*** Source material ***
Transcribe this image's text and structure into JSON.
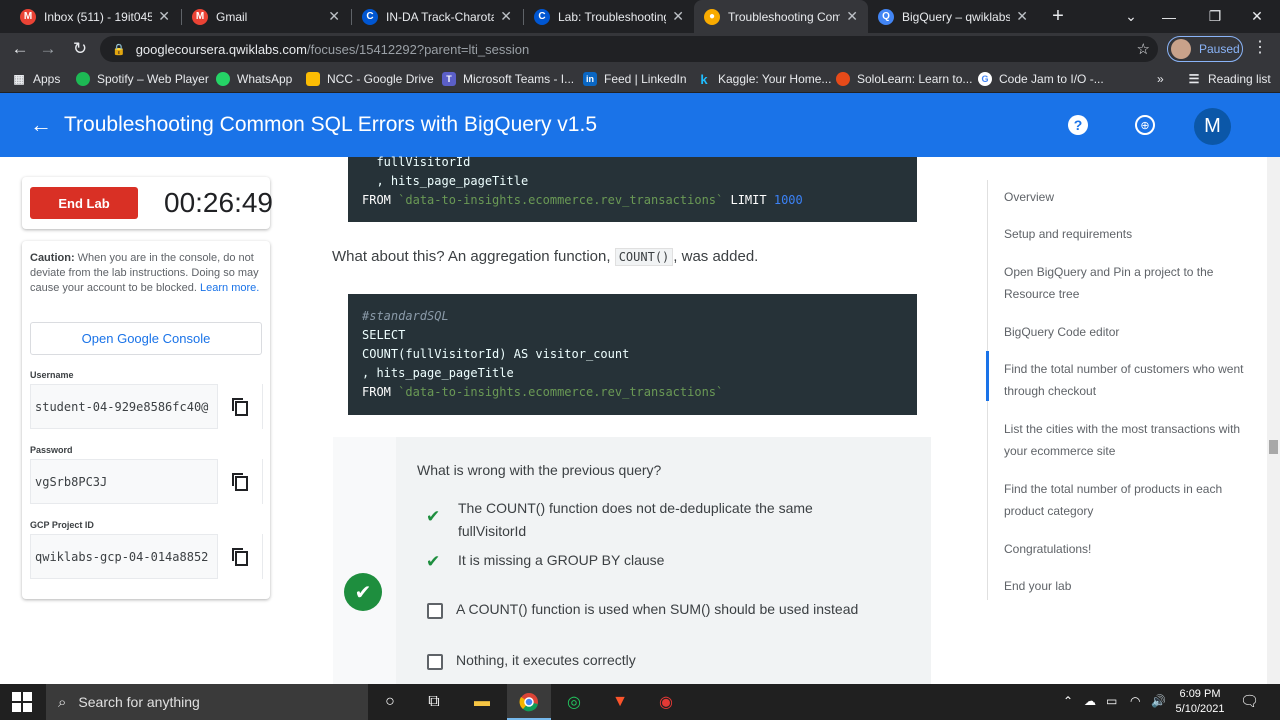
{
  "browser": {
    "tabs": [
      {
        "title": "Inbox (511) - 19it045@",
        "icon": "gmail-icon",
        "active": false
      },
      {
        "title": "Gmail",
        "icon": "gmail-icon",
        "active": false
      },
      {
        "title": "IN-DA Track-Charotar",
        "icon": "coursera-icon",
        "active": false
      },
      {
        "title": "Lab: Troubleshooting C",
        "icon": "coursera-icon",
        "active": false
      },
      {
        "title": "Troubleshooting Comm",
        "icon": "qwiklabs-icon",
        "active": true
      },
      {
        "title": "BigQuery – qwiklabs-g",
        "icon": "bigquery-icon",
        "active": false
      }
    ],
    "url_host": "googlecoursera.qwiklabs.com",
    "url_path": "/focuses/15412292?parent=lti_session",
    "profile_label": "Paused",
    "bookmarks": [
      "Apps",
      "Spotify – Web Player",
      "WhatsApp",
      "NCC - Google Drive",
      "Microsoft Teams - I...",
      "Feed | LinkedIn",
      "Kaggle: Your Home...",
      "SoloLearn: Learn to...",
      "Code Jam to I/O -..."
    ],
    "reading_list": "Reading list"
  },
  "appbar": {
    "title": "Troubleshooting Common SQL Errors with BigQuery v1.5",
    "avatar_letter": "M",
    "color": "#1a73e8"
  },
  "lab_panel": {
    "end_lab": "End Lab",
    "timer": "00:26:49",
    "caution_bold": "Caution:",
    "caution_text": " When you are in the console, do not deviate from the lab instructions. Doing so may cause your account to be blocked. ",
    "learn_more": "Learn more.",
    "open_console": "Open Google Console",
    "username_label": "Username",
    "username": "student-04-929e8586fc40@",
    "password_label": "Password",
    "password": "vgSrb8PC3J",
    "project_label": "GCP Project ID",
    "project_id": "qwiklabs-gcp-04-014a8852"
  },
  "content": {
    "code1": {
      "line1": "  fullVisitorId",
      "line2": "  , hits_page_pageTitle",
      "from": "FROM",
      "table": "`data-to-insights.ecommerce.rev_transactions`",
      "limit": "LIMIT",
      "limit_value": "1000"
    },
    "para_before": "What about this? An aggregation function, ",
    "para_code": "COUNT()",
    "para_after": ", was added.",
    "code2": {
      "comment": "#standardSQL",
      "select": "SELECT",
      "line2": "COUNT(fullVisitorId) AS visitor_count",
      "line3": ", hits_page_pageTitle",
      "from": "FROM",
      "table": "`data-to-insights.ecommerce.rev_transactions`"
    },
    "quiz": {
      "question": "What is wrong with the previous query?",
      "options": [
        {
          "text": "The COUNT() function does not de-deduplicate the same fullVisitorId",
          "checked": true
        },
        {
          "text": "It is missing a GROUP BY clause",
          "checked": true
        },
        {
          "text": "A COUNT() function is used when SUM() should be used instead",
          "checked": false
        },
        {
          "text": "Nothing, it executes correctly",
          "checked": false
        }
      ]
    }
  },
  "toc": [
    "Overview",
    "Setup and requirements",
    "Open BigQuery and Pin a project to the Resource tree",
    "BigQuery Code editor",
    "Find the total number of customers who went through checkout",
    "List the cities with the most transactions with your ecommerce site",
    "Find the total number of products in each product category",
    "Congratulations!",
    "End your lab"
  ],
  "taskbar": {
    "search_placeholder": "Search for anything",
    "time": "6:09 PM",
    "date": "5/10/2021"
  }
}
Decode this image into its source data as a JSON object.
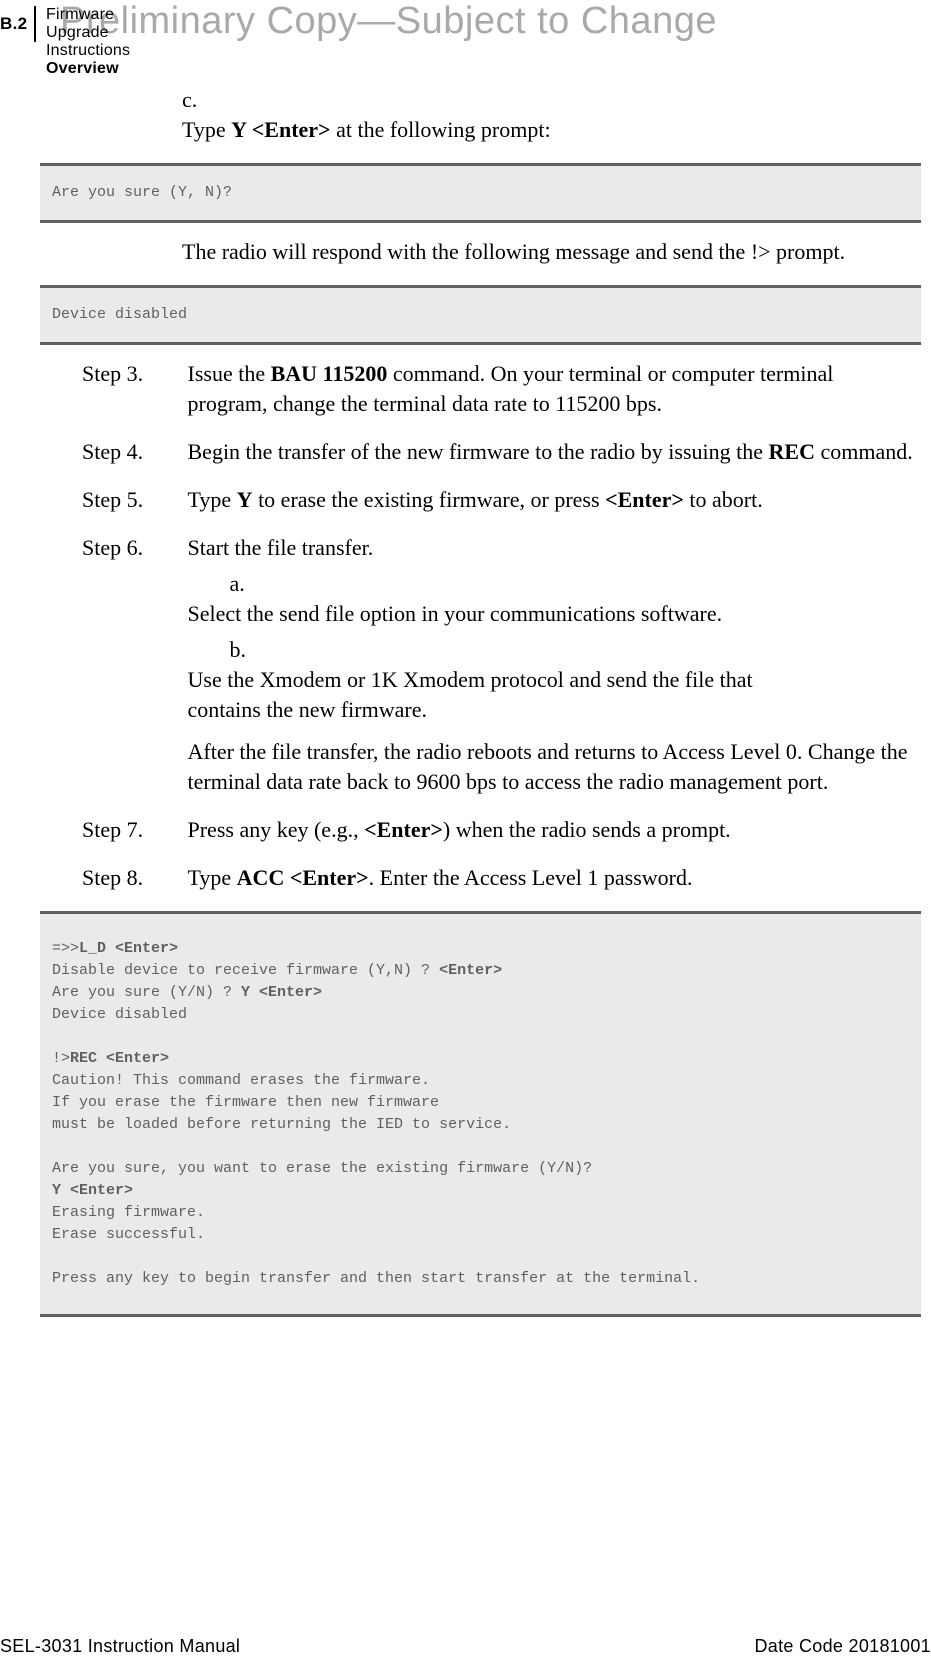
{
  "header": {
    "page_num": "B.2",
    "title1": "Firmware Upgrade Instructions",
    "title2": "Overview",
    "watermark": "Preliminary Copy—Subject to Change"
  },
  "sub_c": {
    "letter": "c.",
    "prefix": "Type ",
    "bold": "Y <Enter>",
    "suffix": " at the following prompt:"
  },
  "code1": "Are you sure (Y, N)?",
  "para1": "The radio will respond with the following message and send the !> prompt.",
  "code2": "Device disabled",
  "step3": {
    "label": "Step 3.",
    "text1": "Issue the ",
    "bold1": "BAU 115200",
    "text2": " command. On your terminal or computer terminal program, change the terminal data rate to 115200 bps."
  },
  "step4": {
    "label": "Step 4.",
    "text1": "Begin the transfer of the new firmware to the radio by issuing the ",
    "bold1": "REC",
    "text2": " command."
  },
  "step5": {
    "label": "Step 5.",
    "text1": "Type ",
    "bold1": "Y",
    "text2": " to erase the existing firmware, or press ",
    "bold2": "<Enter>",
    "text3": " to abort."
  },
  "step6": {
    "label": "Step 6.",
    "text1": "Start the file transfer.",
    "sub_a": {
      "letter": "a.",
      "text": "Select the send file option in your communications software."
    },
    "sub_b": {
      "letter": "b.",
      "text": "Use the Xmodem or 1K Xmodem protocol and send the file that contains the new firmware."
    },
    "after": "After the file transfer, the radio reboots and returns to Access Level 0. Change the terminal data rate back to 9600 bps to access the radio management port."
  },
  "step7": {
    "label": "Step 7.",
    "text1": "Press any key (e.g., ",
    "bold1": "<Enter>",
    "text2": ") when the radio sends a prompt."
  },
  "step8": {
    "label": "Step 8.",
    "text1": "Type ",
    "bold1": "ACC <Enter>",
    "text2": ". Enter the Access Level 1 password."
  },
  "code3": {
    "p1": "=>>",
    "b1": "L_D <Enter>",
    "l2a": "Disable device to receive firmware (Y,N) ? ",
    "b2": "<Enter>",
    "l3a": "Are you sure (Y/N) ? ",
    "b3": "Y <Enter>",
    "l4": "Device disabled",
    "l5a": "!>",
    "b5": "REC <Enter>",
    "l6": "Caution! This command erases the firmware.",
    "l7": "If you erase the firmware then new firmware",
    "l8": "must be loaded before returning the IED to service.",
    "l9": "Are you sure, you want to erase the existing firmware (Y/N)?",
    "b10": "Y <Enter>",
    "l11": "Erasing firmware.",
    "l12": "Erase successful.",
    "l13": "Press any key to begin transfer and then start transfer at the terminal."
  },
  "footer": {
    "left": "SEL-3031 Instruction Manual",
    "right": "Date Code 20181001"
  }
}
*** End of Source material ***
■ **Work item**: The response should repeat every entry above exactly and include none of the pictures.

■ **Result for this task**:
Transcribe this image's text and structure into JSON.
{
  "browser": {
    "tabs": [
      {
        "title": "Inbox (511) - 19it045@",
        "icon": "gmail-icon",
        "active": false
      },
      {
        "title": "Gmail",
        "icon": "gmail-icon",
        "active": false
      },
      {
        "title": "IN-DA Track-Charotar",
        "icon": "coursera-icon",
        "active": false
      },
      {
        "title": "Lab: Troubleshooting C",
        "icon": "coursera-icon",
        "active": false
      },
      {
        "title": "Troubleshooting Comm",
        "icon": "qwiklabs-icon",
        "active": true
      },
      {
        "title": "BigQuery – qwiklabs-g",
        "icon": "bigquery-icon",
        "active": false
      }
    ],
    "url_host": "googlecoursera.qwiklabs.com",
    "url_path": "/focuses/15412292?parent=lti_session",
    "profile_label": "Paused",
    "bookmarks": [
      "Apps",
      "Spotify – Web Player",
      "WhatsApp",
      "NCC - Google Drive",
      "Microsoft Teams - I...",
      "Feed | LinkedIn",
      "Kaggle: Your Home...",
      "SoloLearn: Learn to...",
      "Code Jam to I/O -..."
    ],
    "reading_list": "Reading list"
  },
  "appbar": {
    "title": "Troubleshooting Common SQL Errors with BigQuery v1.5",
    "avatar_letter": "M",
    "color": "#1a73e8"
  },
  "lab_panel": {
    "end_lab": "End Lab",
    "timer": "00:26:49",
    "caution_bold": "Caution:",
    "caution_text": " When you are in the console, do not deviate from the lab instructions. Doing so may cause your account to be blocked. ",
    "learn_more": "Learn more.",
    "open_console": "Open Google Console",
    "username_label": "Username",
    "username": "student-04-929e8586fc40@",
    "password_label": "Password",
    "password": "vgSrb8PC3J",
    "project_label": "GCP Project ID",
    "project_id": "qwiklabs-gcp-04-014a8852"
  },
  "content": {
    "code1": {
      "line1": "  fullVisitorId",
      "line2": "  , hits_page_pageTitle",
      "from": "FROM",
      "table": "`data-to-insights.ecommerce.rev_transactions`",
      "limit": "LIMIT",
      "limit_value": "1000"
    },
    "para_before": "What about this? An aggregation function, ",
    "para_code": "COUNT()",
    "para_after": ", was added.",
    "code2": {
      "comment": "#standardSQL",
      "select": "SELECT",
      "line2": "COUNT(fullVisitorId) AS visitor_count",
      "line3": ", hits_page_pageTitle",
      "from": "FROM",
      "table": "`data-to-insights.ecommerce.rev_transactions`"
    },
    "quiz": {
      "question": "What is wrong with the previous query?",
      "options": [
        {
          "text": "The COUNT() function does not de-deduplicate the same fullVisitorId",
          "checked": true
        },
        {
          "text": "It is missing a GROUP BY clause",
          "checked": true
        },
        {
          "text": "A COUNT() function is used when SUM() should be used instead",
          "checked": false
        },
        {
          "text": "Nothing, it executes correctly",
          "checked": false
        }
      ]
    }
  },
  "toc": [
    "Overview",
    "Setup and requirements",
    "Open BigQuery and Pin a project to the Resource tree",
    "BigQuery Code editor",
    "Find the total number of customers who went through checkout",
    "List the cities with the most transactions with your ecommerce site",
    "Find the total number of products in each product category",
    "Congratulations!",
    "End your lab"
  ],
  "taskbar": {
    "search_placeholder": "Search for anything",
    "time": "6:09 PM",
    "date": "5/10/2021"
  }
}
Decode this image into its source data as a JSON object.
{
  "header": {
    "page_num": "B.2",
    "title1": "Firmware Upgrade Instructions",
    "title2": "Overview",
    "watermark": "Preliminary Copy—Subject to Change"
  },
  "sub_c": {
    "letter": "c.",
    "prefix": "Type ",
    "bold": "Y <Enter>",
    "suffix": " at the following prompt:"
  },
  "code1": "Are you sure (Y, N)?",
  "para1": "The radio will respond with the following message and send the !> prompt.",
  "code2": "Device disabled",
  "step3": {
    "label": "Step 3.",
    "text1": "Issue the ",
    "bold1": "BAU 115200",
    "text2": " command. On your terminal or computer terminal program, change the terminal data rate to 115200 bps."
  },
  "step4": {
    "label": "Step 4.",
    "text1": "Begin the transfer of the new firmware to the radio by issuing the ",
    "bold1": "REC",
    "text2": " command."
  },
  "step5": {
    "label": "Step 5.",
    "text1": "Type ",
    "bold1": "Y",
    "text2": " to erase the existing firmware, or press ",
    "bold2": "<Enter>",
    "text3": " to abort."
  },
  "step6": {
    "label": "Step 6.",
    "text1": "Start the file transfer.",
    "sub_a": {
      "letter": "a.",
      "text": "Select the send file option in your communications software."
    },
    "sub_b": {
      "letter": "b.",
      "text": "Use the Xmodem or 1K Xmodem protocol and send the file that contains the new firmware."
    },
    "after": "After the file transfer, the radio reboots and returns to Access Level 0. Change the terminal data rate back to 9600 bps to access the radio management port."
  },
  "step7": {
    "label": "Step 7.",
    "text1": "Press any key (e.g., ",
    "bold1": "<Enter>",
    "text2": ") when the radio sends a prompt."
  },
  "step8": {
    "label": "Step 8.",
    "text1": "Type ",
    "bold1": "ACC <Enter>",
    "text2": ". Enter the Access Level 1 password."
  },
  "code3": {
    "p1": "=>>",
    "b1": "L_D <Enter>",
    "l2a": "Disable device to receive firmware (Y,N) ? ",
    "b2": "<Enter>",
    "l3a": "Are you sure (Y/N) ? ",
    "b3": "Y <Enter>",
    "l4": "Device disabled",
    "l5a": "!>",
    "b5": "REC <Enter>",
    "l6": "Caution! This command erases the firmware.",
    "l7": "If you erase the firmware then new firmware",
    "l8": "must be loaded before returning the IED to service.",
    "l9": "Are you sure, you want to erase the existing firmware (Y/N)?",
    "b10": "Y <Enter>",
    "l11": "Erasing firmware.",
    "l12": "Erase successful.",
    "l13": "Press any key to begin transfer and then start transfer at the terminal."
  },
  "footer": {
    "left": "SEL-3031 Instruction Manual",
    "right": "Date Code 20181001"
  }
}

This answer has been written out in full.